Their work is not done. We do not live in the equal democracy that we idealize. Opportunity continues to be exclusive enterprise. We live in a society that is a work in progress – and the pursuit of democracy has always been subversive. Always. It has never been popular. It gets a lot of rhetoric, people like to talk about liking democracy – but in practice, historically, the equal citizenship that democracy demands has been vehemently resisted.
Opponents of equal rights harassed and threatened and attacked the Montgomery Bus Boycotters. People said that women meeting at Seneca Falls Convention were motivated by “Lust and Immorality.” They called workers pushing for living wages “Godless Communists.” They justified opposition to the Supreme Court’s decision in Brown v Board of Education by calling it undemocratic “Judicial Activism!” Today – same gender-couples who love each other enough to get married? They call them “Anti-family Anarchists.”

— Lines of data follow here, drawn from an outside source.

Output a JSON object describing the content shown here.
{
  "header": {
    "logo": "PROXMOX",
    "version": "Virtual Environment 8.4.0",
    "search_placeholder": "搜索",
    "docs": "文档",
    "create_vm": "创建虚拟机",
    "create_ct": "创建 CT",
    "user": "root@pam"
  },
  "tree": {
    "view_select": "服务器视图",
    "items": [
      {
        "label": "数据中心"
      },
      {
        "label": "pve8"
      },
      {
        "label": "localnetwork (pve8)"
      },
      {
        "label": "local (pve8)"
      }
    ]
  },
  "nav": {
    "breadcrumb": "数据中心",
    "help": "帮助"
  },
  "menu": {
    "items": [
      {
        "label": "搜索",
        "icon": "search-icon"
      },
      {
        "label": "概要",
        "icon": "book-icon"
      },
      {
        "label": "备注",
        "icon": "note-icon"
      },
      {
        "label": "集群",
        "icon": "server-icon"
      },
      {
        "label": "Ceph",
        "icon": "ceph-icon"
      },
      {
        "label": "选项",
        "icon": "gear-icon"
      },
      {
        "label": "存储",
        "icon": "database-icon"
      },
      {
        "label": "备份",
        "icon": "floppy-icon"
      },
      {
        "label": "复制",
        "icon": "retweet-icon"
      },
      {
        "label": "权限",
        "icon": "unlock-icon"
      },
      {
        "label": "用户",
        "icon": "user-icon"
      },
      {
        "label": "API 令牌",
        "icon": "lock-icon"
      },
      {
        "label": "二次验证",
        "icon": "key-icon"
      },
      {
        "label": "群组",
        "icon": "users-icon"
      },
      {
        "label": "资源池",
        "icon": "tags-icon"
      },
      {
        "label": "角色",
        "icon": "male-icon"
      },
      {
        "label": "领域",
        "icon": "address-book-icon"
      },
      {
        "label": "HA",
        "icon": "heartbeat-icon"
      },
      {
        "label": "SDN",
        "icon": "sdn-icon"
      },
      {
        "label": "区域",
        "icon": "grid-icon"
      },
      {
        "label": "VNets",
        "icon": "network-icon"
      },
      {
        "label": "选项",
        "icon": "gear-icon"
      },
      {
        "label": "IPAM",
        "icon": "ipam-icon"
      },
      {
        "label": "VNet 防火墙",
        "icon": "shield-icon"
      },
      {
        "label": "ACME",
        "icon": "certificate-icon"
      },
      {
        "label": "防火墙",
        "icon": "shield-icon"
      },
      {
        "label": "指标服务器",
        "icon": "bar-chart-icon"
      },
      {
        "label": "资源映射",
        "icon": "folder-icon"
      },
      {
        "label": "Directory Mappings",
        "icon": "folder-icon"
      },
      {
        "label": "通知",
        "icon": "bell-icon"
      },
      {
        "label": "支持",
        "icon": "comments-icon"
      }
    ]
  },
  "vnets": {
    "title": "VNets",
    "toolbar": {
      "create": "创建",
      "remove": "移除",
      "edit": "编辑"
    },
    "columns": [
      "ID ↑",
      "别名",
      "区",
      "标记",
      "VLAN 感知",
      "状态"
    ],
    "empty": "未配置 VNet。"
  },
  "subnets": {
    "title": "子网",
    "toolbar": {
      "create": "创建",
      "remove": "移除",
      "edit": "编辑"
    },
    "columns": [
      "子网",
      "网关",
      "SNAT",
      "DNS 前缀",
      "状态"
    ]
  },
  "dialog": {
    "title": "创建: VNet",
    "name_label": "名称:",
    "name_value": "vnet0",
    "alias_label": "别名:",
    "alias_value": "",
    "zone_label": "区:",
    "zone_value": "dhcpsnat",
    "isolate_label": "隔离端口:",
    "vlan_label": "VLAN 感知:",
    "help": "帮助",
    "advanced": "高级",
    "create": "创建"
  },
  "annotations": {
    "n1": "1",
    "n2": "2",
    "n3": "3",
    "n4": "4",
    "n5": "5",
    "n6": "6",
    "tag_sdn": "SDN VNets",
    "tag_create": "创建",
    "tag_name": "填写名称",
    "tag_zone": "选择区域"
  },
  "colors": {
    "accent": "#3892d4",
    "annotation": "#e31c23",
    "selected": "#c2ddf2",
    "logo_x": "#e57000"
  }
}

Today the Patriot Act allows the U.S. Department of Justice to jail non-citizens indefinitely, based on suspicion without criminal charges and without access to legal counsel or trial, and Americans who question this erosion of due process rights are called “unpatriotic.”
The fight for democracy is and has always been a subversive struggle.
Amidst this flurry of congratulations and celebrations and questions, it is easy to believe that we own the accomplishment of graduation. After all the problem sets, the coffee binges, all the late-night bells at the Rock, we might think that this celebration is entirely ours. But perhaps only these elm trees know the debt we carry, how we stand on the shoulders and backs and bones of sacrifice. They know who laid down, who we had to stand on to climb in the window.
My grandfather returns to Providence today for the first time in 74 years to watch me graduate from Brown. This distance from the harbor to the hill is a distance that he has covered, not me.
And as I am personally heir to that journey, we are all heirs to generations of activism and rights-consciousness and the fierce dedication to ideals, fought consistently against governments and often an electorate intent on the status quo.
Those generations leave behind changes and legacies. It’s not what they learned; it’s what they taught us. It’s not what they earned, it’s what they built.
So how are we to pay this debt? What are we going to leave? What are we going to build? And what are we going to teach?
Our accomplishments wait for us. This education is the tool that we are given to make those accomplishments real. If the Class of 2040 graduates into a world where the ideals of equality, human dignity, and the individual pursuit of divinity in all its forms are more tangible – less rhetoric, more reality – that we may deem to be our accomplishment.
Today we sit in a building on a hill in a nation that is drenched in a glorious and terrible history. “Speak to the Past and it Shall Teach Thee.” The past lives. It is us. It is now. We are the past of tomorrow, and the judgment of history is merciless.
So go. Commence. Subvert. Teach. Build. If we do not carry forward the burden of change, surely, we drop it. May we know this history and know our place in it, and may we be sufficiently brave to stand to pay these debts and to accept our responsibility as educated citizens.
Brown University Class of 2004, Good Morning!
A public policy concentrator, Russell A. Baruffi Jr. has been a writing and rhetoric fellow and BOLT leader at Brown. He will bike across the country this summer to raise funds for Habitat for Humanity, Providence chapter. Baruffi is the son of Marie and Russell Baruffi Sr. of Vineland, N.J.